##### RECORDS PROVIDED #####

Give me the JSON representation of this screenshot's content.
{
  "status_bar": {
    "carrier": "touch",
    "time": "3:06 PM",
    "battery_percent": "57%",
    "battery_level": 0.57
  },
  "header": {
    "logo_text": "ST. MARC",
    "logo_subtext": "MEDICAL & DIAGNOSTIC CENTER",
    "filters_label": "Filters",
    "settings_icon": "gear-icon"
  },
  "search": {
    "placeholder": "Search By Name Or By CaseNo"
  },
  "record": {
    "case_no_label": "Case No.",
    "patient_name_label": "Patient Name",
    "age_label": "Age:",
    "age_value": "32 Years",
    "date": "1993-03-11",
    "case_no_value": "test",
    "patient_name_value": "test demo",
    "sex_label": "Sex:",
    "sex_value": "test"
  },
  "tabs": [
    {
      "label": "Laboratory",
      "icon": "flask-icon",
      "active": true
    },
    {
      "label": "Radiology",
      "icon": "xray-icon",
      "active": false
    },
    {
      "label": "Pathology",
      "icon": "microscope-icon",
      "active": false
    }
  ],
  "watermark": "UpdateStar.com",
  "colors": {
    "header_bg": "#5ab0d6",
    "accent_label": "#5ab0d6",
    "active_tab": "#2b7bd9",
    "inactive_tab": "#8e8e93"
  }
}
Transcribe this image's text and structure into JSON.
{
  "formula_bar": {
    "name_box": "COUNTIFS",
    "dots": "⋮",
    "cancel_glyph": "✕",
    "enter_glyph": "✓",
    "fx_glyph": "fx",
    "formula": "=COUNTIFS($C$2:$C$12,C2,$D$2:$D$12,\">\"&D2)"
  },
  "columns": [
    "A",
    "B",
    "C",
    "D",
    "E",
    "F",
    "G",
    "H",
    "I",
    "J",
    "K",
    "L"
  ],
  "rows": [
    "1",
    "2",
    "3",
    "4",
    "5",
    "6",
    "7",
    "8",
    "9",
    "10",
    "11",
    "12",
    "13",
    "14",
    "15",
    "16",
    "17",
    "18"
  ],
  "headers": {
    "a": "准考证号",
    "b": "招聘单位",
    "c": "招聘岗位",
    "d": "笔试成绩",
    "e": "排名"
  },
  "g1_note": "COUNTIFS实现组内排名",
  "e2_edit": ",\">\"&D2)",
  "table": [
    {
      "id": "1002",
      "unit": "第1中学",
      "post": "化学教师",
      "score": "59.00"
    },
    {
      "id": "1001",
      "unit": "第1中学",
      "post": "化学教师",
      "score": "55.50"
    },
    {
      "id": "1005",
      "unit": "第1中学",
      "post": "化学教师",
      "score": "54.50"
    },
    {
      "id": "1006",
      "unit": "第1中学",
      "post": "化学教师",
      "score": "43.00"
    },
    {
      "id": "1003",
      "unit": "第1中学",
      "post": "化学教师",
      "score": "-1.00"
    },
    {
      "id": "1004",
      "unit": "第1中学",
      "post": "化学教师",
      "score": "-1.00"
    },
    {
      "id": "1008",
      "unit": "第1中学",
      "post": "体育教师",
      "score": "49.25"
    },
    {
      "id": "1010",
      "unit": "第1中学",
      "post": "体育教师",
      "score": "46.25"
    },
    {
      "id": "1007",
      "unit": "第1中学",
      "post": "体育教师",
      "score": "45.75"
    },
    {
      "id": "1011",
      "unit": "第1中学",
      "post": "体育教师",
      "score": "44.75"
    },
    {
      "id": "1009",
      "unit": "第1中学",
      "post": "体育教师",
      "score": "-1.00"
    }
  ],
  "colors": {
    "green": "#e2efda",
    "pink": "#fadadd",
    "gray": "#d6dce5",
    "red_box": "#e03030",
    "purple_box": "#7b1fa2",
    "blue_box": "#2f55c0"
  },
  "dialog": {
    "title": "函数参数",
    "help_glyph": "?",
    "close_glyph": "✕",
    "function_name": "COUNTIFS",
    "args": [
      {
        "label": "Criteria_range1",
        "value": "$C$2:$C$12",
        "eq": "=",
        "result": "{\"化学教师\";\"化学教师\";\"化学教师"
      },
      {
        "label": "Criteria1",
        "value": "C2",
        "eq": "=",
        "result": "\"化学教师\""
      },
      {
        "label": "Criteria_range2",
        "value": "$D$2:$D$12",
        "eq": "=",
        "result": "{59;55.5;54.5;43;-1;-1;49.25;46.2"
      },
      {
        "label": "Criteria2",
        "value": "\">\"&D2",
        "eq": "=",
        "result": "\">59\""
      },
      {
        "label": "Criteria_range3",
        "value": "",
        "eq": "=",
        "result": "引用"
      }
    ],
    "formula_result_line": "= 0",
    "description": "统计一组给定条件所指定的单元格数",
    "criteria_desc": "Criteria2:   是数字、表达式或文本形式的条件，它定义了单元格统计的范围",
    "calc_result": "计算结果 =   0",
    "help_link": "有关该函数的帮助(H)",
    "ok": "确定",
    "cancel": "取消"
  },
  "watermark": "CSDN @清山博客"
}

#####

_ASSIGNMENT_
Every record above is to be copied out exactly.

_RESPONSE TO THE TASK_
Give me the JSON representation of this screenshot's content.
{
  "status_bar": {
    "carrier": "touch",
    "time": "3:06 PM",
    "battery_percent": "57%",
    "battery_level": 0.57
  },
  "header": {
    "logo_text": "ST. MARC",
    "logo_subtext": "MEDICAL & DIAGNOSTIC CENTER",
    "filters_label": "Filters",
    "settings_icon": "gear-icon"
  },
  "search": {
    "placeholder": "Search By Name Or By CaseNo"
  },
  "record": {
    "case_no_label": "Case No.",
    "patient_name_label": "Patient Name",
    "age_label": "Age:",
    "age_value": "32 Years",
    "date": "1993-03-11",
    "case_no_value": "test",
    "patient_name_value": "test demo",
    "sex_label": "Sex:",
    "sex_value": "test"
  },
  "tabs": [
    {
      "label": "Laboratory",
      "icon": "flask-icon",
      "active": true
    },
    {
      "label": "Radiology",
      "icon": "xray-icon",
      "active": false
    },
    {
      "label": "Pathology",
      "icon": "microscope-icon",
      "active": false
    }
  ],
  "watermark": "UpdateStar.com",
  "colors": {
    "header_bg": "#5ab0d6",
    "accent_label": "#5ab0d6",
    "active_tab": "#2b7bd9",
    "inactive_tab": "#8e8e93"
  }
}
Transcribe this image's text and structure into JSON.
{
  "formula_bar": {
    "name_box": "COUNTIFS",
    "dots": "⋮",
    "cancel_glyph": "✕",
    "enter_glyph": "✓",
    "fx_glyph": "fx",
    "formula": "=COUNTIFS($C$2:$C$12,C2,$D$2:$D$12,\">\"&D2)"
  },
  "columns": [
    "A",
    "B",
    "C",
    "D",
    "E",
    "F",
    "G",
    "H",
    "I",
    "J",
    "K",
    "L"
  ],
  "rows": [
    "1",
    "2",
    "3",
    "4",
    "5",
    "6",
    "7",
    "8",
    "9",
    "10",
    "11",
    "12",
    "13",
    "14",
    "15",
    "16",
    "17",
    "18"
  ],
  "headers": {
    "a": "准考证号",
    "b": "招聘单位",
    "c": "招聘岗位",
    "d": "笔试成绩",
    "e": "排名"
  },
  "g1_note": "COUNTIFS实现组内排名",
  "e2_edit": ",\">\"&D2)",
  "table": [
    {
      "id": "1002",
      "unit": "第1中学",
      "post": "化学教师",
      "score": "59.00"
    },
    {
      "id": "1001",
      "unit": "第1中学",
      "post": "化学教师",
      "score": "55.50"
    },
    {
      "id": "1005",
      "unit": "第1中学",
      "post": "化学教师",
      "score": "54.50"
    },
    {
      "id": "1006",
      "unit": "第1中学",
      "post": "化学教师",
      "score": "43.00"
    },
    {
      "id": "1003",
      "unit": "第1中学",
      "post": "化学教师",
      "score": "-1.00"
    },
    {
      "id": "1004",
      "unit": "第1中学",
      "post": "化学教师",
      "score": "-1.00"
    },
    {
      "id": "1008",
      "unit": "第1中学",
      "post": "体育教师",
      "score": "49.25"
    },
    {
      "id": "1010",
      "unit": "第1中学",
      "post": "体育教师",
      "score": "46.25"
    },
    {
      "id": "1007",
      "unit": "第1中学",
      "post": "体育教师",
      "score": "45.75"
    },
    {
      "id": "1011",
      "unit": "第1中学",
      "post": "体育教师",
      "score": "44.75"
    },
    {
      "id": "1009",
      "unit": "第1中学",
      "post": "体育教师",
      "score": "-1.00"
    }
  ],
  "colors": {
    "green": "#e2efda",
    "pink": "#fadadd",
    "gray": "#d6dce5",
    "red_box": "#e03030",
    "purple_box": "#7b1fa2",
    "blue_box": "#2f55c0"
  },
  "dialog": {
    "title": "函数参数",
    "help_glyph": "?",
    "close_glyph": "✕",
    "function_name": "COUNTIFS",
    "args": [
      {
        "label": "Criteria_range1",
        "value": "$C$2:$C$12",
        "eq": "=",
        "result": "{\"化学教师\";\"化学教师\";\"化学教师"
      },
      {
        "label": "Criteria1",
        "value": "C2",
        "eq": "=",
        "result": "\"化学教师\""
      },
      {
        "label": "Criteria_range2",
        "value": "$D$2:$D$12",
        "eq": "=",
        "result": "{59;55.5;54.5;43;-1;-1;49.25;46.2"
      },
      {
        "label": "Criteria2",
        "value": "\">\"&D2",
        "eq": "=",
        "result": "\">59\""
      },
      {
        "label": "Criteria_range3",
        "value": "",
        "eq": "=",
        "result": "引用"
      }
    ],
    "formula_result_line": "= 0",
    "description": "统计一组给定条件所指定的单元格数",
    "criteria_desc": "Criteria2:   是数字、表达式或文本形式的条件，它定义了单元格统计的范围",
    "calc_result": "计算结果 =   0",
    "help_link": "有关该函数的帮助(H)",
    "ok": "确定",
    "cancel": "取消"
  },
  "watermark": "CSDN @清山博客"
}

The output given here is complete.